Task =>
Return, from the data below, each line that contains the word "credit".

Source data =>
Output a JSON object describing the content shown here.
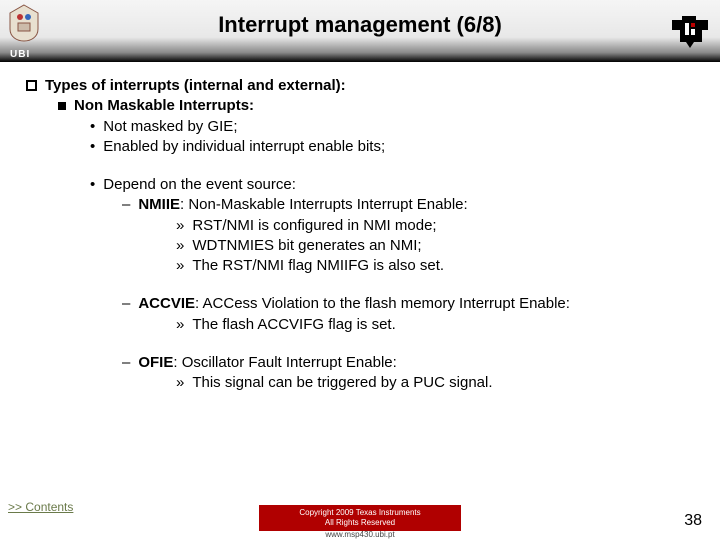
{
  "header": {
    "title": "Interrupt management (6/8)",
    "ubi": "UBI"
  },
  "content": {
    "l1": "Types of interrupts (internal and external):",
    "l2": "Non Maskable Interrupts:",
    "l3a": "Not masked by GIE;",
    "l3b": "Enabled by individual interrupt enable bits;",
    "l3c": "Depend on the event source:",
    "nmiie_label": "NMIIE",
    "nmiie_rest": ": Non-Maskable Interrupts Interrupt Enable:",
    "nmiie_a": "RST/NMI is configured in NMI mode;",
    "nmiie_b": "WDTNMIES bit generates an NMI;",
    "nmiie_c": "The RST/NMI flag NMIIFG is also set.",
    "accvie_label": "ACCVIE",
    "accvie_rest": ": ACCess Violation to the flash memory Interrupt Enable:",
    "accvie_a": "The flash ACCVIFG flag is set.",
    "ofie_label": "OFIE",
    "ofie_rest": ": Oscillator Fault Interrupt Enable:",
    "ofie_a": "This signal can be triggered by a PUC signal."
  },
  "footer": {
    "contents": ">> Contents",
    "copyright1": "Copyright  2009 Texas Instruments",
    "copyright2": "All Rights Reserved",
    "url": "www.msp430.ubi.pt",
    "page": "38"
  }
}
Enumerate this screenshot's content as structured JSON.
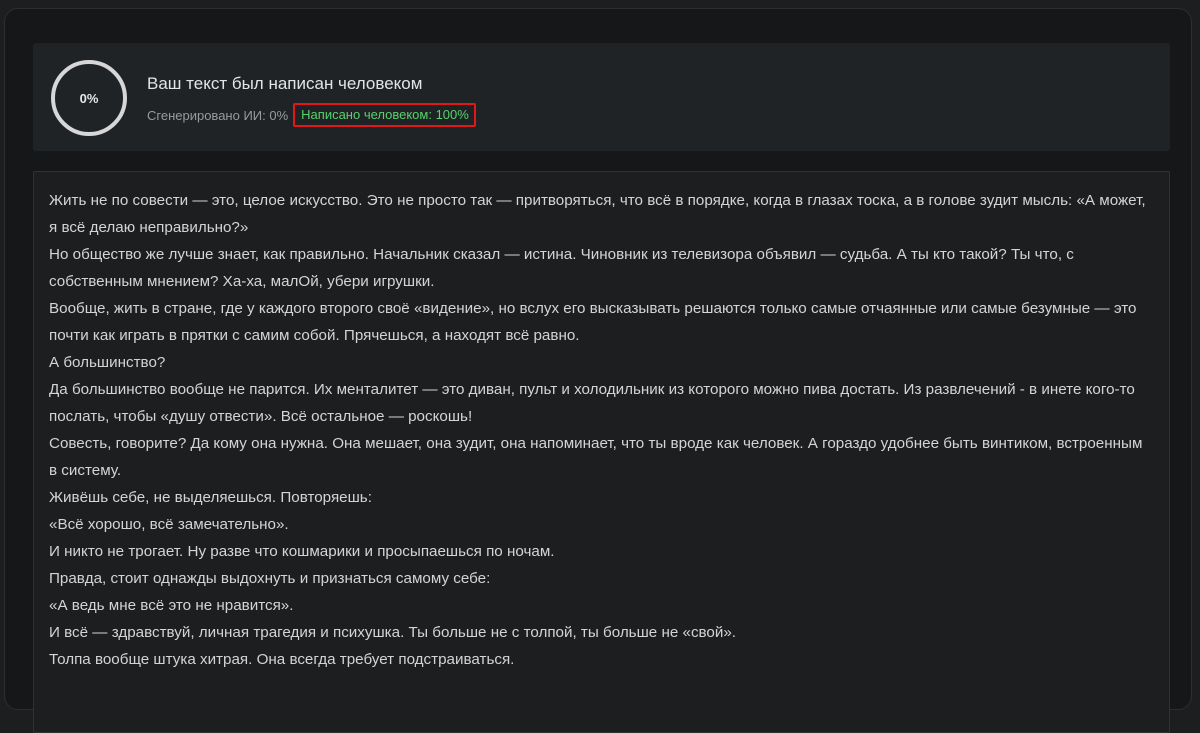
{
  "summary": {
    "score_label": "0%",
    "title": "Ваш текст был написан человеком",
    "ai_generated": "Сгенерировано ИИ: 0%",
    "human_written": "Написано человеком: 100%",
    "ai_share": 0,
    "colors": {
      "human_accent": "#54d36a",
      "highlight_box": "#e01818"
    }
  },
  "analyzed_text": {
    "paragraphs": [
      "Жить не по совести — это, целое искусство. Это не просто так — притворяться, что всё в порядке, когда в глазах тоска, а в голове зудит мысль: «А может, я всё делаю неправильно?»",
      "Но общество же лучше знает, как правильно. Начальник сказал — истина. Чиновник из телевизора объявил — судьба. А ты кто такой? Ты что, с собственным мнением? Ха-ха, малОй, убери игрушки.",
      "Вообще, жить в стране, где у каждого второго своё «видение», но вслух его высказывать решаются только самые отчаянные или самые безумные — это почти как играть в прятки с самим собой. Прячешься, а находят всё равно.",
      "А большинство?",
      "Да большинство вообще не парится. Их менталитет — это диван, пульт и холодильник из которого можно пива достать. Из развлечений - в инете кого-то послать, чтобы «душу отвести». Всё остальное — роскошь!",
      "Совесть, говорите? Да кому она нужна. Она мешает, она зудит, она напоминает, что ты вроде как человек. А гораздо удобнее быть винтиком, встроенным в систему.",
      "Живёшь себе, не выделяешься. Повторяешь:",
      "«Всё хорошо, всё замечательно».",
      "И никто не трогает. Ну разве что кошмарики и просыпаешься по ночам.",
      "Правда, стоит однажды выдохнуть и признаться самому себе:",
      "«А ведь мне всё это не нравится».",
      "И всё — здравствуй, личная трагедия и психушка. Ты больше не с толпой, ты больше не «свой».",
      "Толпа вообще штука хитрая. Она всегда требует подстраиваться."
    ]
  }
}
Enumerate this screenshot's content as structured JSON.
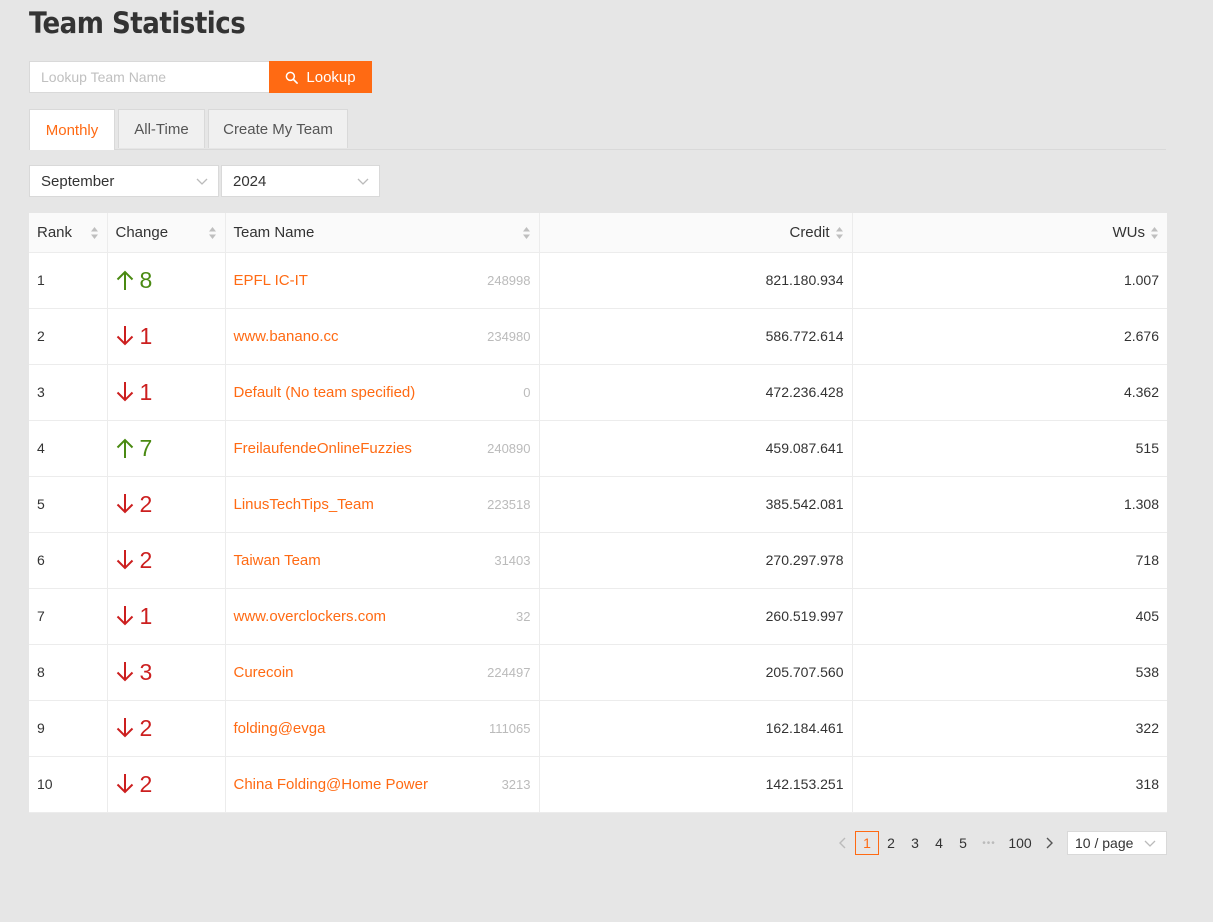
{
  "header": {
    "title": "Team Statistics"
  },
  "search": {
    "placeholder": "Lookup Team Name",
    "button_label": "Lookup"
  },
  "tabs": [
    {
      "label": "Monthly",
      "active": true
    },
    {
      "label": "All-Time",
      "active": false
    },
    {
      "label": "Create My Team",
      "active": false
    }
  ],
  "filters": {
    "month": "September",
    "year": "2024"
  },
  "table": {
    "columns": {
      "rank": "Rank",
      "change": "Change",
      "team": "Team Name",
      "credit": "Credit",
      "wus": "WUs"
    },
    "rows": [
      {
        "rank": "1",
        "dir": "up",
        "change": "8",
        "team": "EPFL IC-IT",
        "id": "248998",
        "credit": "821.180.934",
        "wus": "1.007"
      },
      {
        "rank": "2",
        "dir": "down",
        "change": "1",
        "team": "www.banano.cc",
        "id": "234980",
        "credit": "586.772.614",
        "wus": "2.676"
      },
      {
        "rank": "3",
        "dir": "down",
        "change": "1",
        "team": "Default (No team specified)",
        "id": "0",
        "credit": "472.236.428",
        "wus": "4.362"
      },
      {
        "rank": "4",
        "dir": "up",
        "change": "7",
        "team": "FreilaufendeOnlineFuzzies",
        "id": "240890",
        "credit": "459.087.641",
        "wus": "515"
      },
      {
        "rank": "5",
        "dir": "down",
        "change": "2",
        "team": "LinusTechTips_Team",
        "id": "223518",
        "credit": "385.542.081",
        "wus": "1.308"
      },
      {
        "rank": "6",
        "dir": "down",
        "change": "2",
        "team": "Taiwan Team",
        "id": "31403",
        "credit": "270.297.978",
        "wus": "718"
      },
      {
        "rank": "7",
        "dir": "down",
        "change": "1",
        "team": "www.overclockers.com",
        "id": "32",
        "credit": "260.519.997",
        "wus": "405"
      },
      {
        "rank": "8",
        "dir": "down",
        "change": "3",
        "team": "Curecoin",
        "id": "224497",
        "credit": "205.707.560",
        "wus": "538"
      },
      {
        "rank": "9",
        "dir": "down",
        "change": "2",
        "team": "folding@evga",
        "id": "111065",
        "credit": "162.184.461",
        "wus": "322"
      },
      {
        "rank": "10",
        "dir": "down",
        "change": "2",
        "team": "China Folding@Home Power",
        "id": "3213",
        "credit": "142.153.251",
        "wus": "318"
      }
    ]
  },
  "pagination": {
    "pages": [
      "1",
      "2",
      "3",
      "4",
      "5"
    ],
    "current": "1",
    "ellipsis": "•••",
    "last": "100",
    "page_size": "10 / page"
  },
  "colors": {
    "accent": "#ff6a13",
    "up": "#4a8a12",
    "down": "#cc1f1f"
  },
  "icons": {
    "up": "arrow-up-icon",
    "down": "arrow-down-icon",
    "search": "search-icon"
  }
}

Problem solution =>
      "credit": "Credit",
        "credit": "821.180.934",
        "credit": "586.772.614",
        "credit": "472.236.428",
        "credit": "459.087.641",
        "credit": "385.542.081",
        "credit": "270.297.978",
        "credit": "260.519.997",
        "credit": "205.707.560",
        "credit": "162.184.461",
        "credit": "142.153.251",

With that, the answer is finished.